The egregious case of copying text from plaintiffs’ attorneys by federal judge John E. Jones has drawn additional criticism from legal scholars who explain that such copying should be scrutinized and carefully examined. Yesterday Discovery Institute released a report revealing that the key section of the widely-noted court decision in the Kitzmiller vs. Dover intelligent design case was copied nearly verbatim from a document written by ACLU lawyers. “Discovery Institute is on solid ground in pointing out Judge Jones’ highly questionable practice in this case,” said Bruce Green, an attorney with the Center for Law and Policy. “While having no legal bearing at this stage, it is highly frowned upon by the federal judiciary for a judge to adopt wholesale Read More ›
The Associated Press and WorldNetDaily are both reporting that Judge John Jones has refused to respond to Discovery Institute’s study showing that he copied nearly verbatim 90.9% of his 6,004-word analysis of whether intelligent design is science from a document submitted to him by ACLU attorneys. Someone should ask Judge Jones why he is suddenly so reticent to talk about his ruling. During the past year, he has traversed the country to speak at public events and talk about his ruling at length, usually before friendly audiences. But now someone raises the uncomfortable fact that he copied the central part of his ruling from the ACLU, and mum’s the word.
WorldNetDaily is covering the Judge Jones’ copying story, as is the Associated Press, The York Dispatch, and the AgapePress (note: the last article inacurrately states that we are faulting Judge Jones for “plagiarism,” which we aren’t; he copied extensively from the ACLU, but in judicial circles that would not be called plagiarism).
The key section of the widely-noted court decision on intelligent design issued a year ago on December 20 was copied nearly verbatim from a document written by ACLU lawyers, according to a study released today by scholars affiliated with the Discovery Institute. “Judge John Jones copied verbatim or virtually verbatim 90.9% of his 6,004-word section on whether intelligent design is science from the ACLU’s proposed ‘Findings of Fact and Conclusions of Law’ submitted to him nearly a month before his ruling,” said Dr. John West, Vice President for Public Policy and Legal Affairs at Discovery Institute’s Center for Science and Culture.
Update: The link to the American Prospect article has been fixed. Sahotra Sarkar has become a revisionist of the first order.
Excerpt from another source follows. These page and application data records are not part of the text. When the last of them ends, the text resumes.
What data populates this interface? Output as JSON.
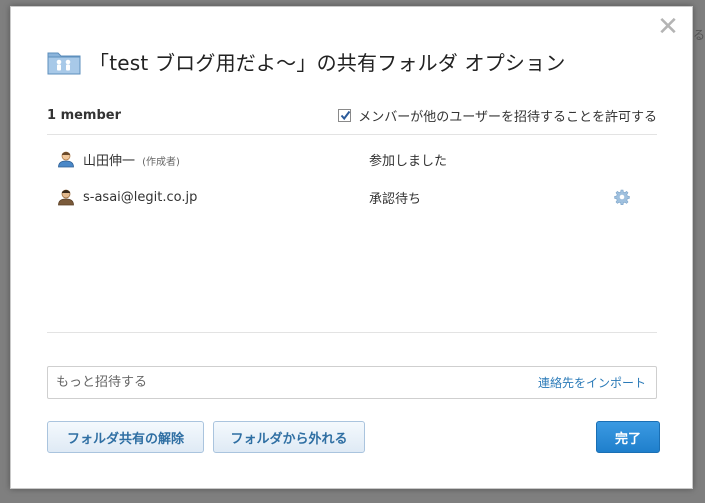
{
  "backdrop": {
    "right_fragment": "る",
    "bottom_fragment": "..."
  },
  "dialog": {
    "title": "「test ブログ用だよ〜」の共有フォルダ オプション",
    "close_label": "✕",
    "member_count": "1 member",
    "allow_invite_label": "メンバーが他のユーザーを招待することを許可する",
    "allow_invite_checked": true
  },
  "members": [
    {
      "name": "山田伸一",
      "tag": "(作成者)",
      "status": "参加しました",
      "icon": "user-avatar-icon"
    },
    {
      "name": "s-asai@legit.co.jp",
      "tag": "",
      "status": "承認待ち",
      "icon": "user-avatar-icon"
    }
  ],
  "invite": {
    "placeholder": "もっと招待する",
    "import_label": "連絡先をインポート"
  },
  "buttons": {
    "unshare": "フォルダ共有の解除",
    "leave": "フォルダから外れる",
    "done": "完了"
  },
  "colors": {
    "accent": "#1f7fcc",
    "link": "#2a7ab8"
  }
}
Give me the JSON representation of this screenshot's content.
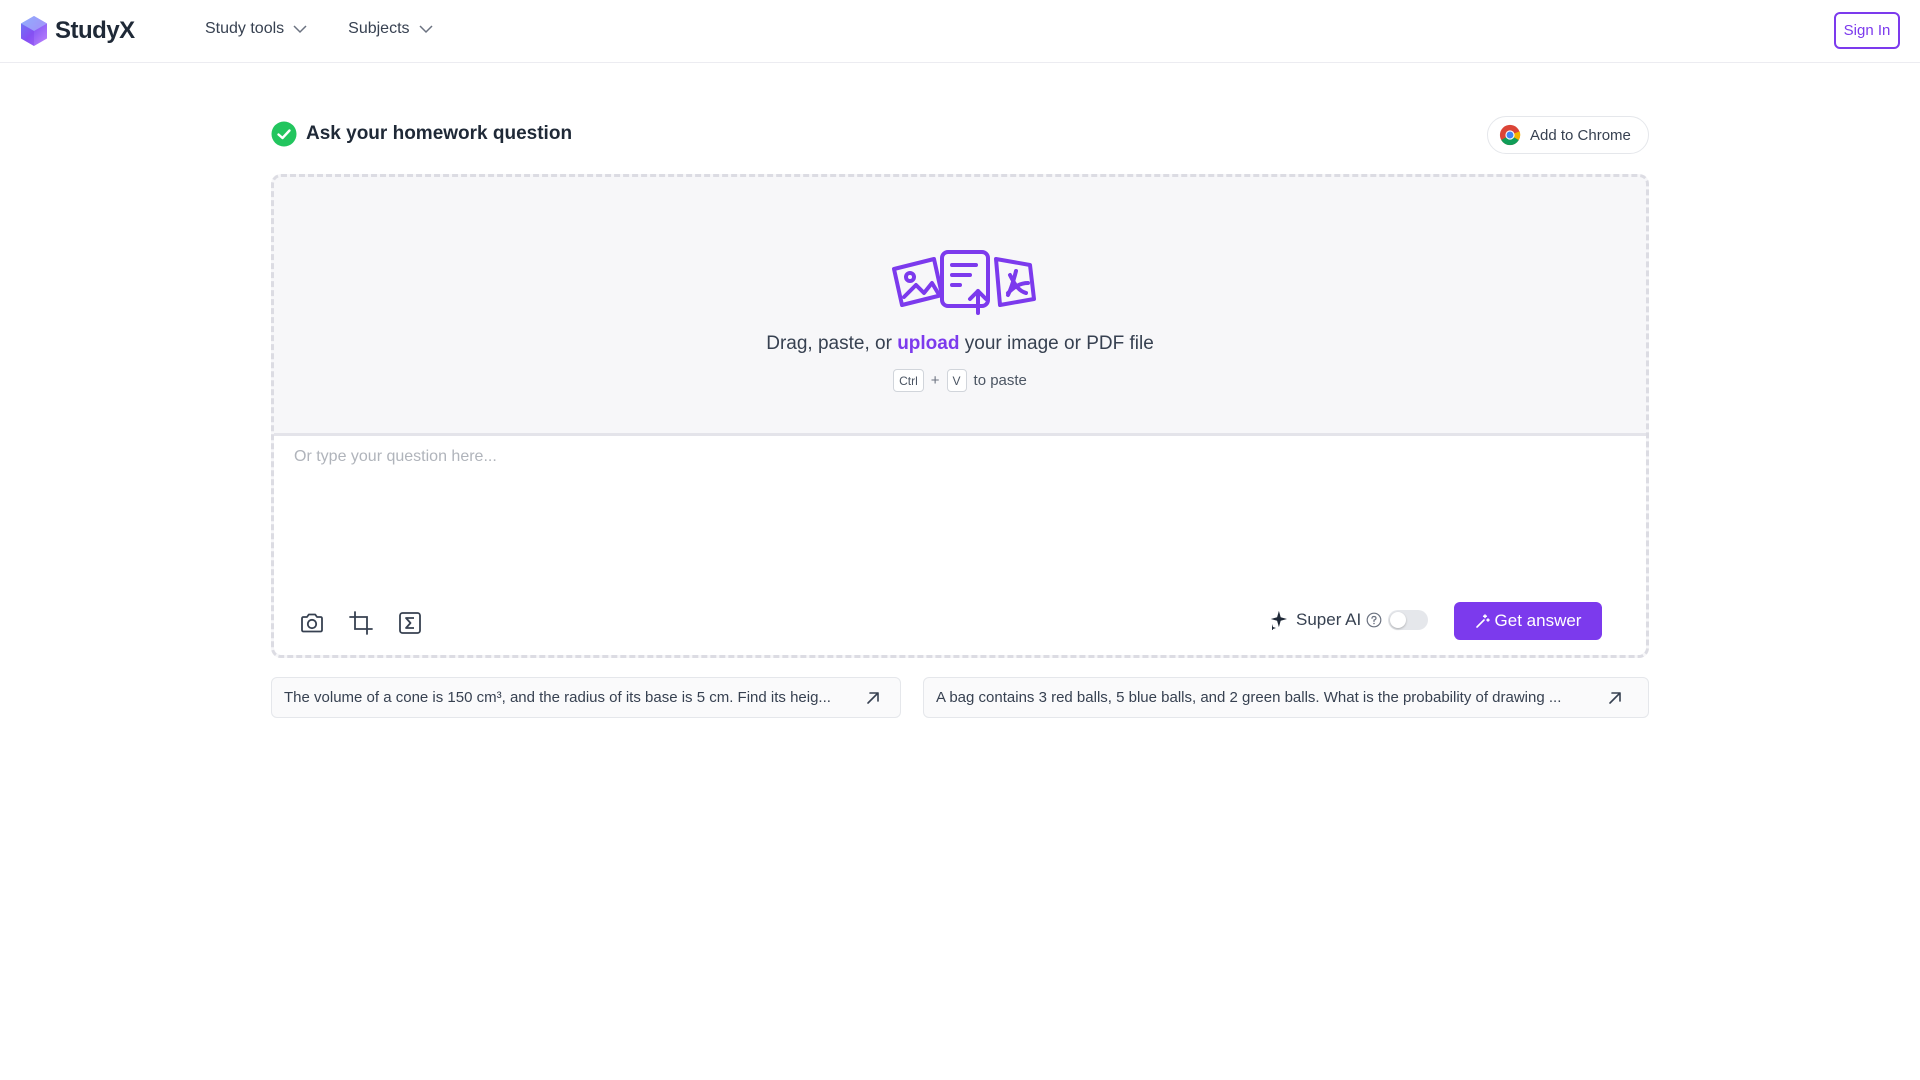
{
  "header": {
    "brand": "StudyX",
    "nav": [
      {
        "label": "Study tools"
      },
      {
        "label": "Subjects"
      }
    ],
    "signin_label": "Sign In"
  },
  "main": {
    "title": "Ask your homework question",
    "chrome_label": "Add to Chrome",
    "drop": {
      "text_before": "Drag, paste, or ",
      "upload_link": "upload",
      "text_after": " your image or PDF file",
      "key_ctrl": "Ctrl",
      "plus": "+",
      "key_v": "V",
      "paste_suffix": "to paste"
    },
    "input": {
      "placeholder": "Or type your question here...",
      "value": ""
    },
    "tools": [
      "camera-icon",
      "crop-icon",
      "formula-icon"
    ],
    "super_ai": {
      "label": "Super AI",
      "enabled": false
    },
    "get_answer_label": "Get answer"
  },
  "suggestions": [
    "The volume of a cone is 150 cm³, and the radius of its base is 5 cm. Find its heig...",
    "A bag contains 3 red balls, 5 blue balls, and 2 green balls. What is the probability of drawing ..."
  ],
  "colors": {
    "accent": "#7c3aed",
    "success": "#22c55e"
  }
}
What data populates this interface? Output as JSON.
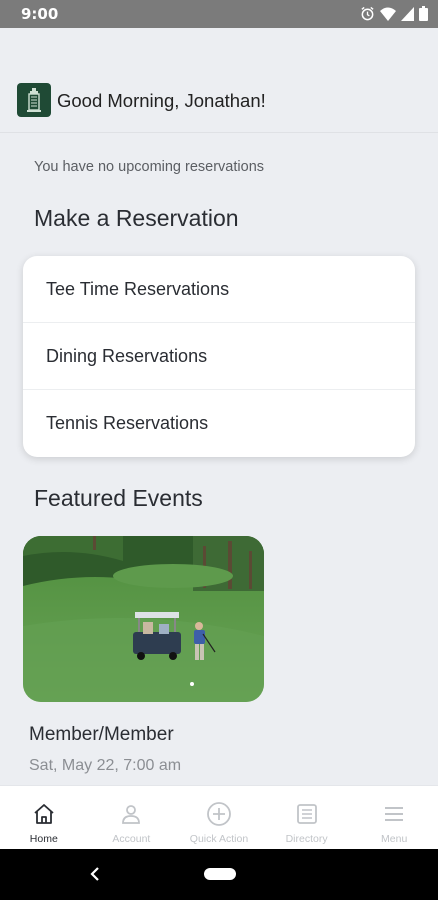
{
  "status": {
    "time": "9:00"
  },
  "header": {
    "greeting": "Good Morning, Jonathan!"
  },
  "notice": "You have no upcoming reservations",
  "reservations": {
    "title": "Make a Reservation",
    "items": [
      {
        "label": "Tee Time Reservations"
      },
      {
        "label": "Dining Reservations"
      },
      {
        "label": "Tennis Reservations"
      }
    ]
  },
  "events": {
    "title": "Featured Events",
    "items": [
      {
        "name": "Member/Member",
        "date": "Sat, May 22, 7:00 am"
      }
    ]
  },
  "nav": {
    "items": [
      {
        "label": "Home",
        "icon": "home-icon",
        "active": true
      },
      {
        "label": "Account",
        "icon": "person-icon",
        "active": false
      },
      {
        "label": "Quick Action",
        "icon": "plus-circle-icon",
        "active": false
      },
      {
        "label": "Directory",
        "icon": "directory-icon",
        "active": false
      },
      {
        "label": "Menu",
        "icon": "menu-icon",
        "active": false
      }
    ]
  },
  "colors": {
    "brand": "#1f4a35",
    "background": "#eceef2",
    "active": "#2a2d33",
    "inactive": "#c1c4c8"
  }
}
Not even 12 months have gone by since the Dover ID trial and he’s already rewriting history in this web post for the American Prospect. Apparently, the whole argument for the fine tuning of the universe from The Privileged Planet, published in 2004, almost 2 full years before the Dover ruling, was just a reaction to Dover, and an attempt to subvert Judge Jones’s (may he live forever) ruling banning ID from Dover area classrooms. Won’t those stealth creationists Jay Richards and Guillermo Gonzalez be surprised. Not to mention those poor creationists Peter Ward and Donald Brownlee. All this Read More ›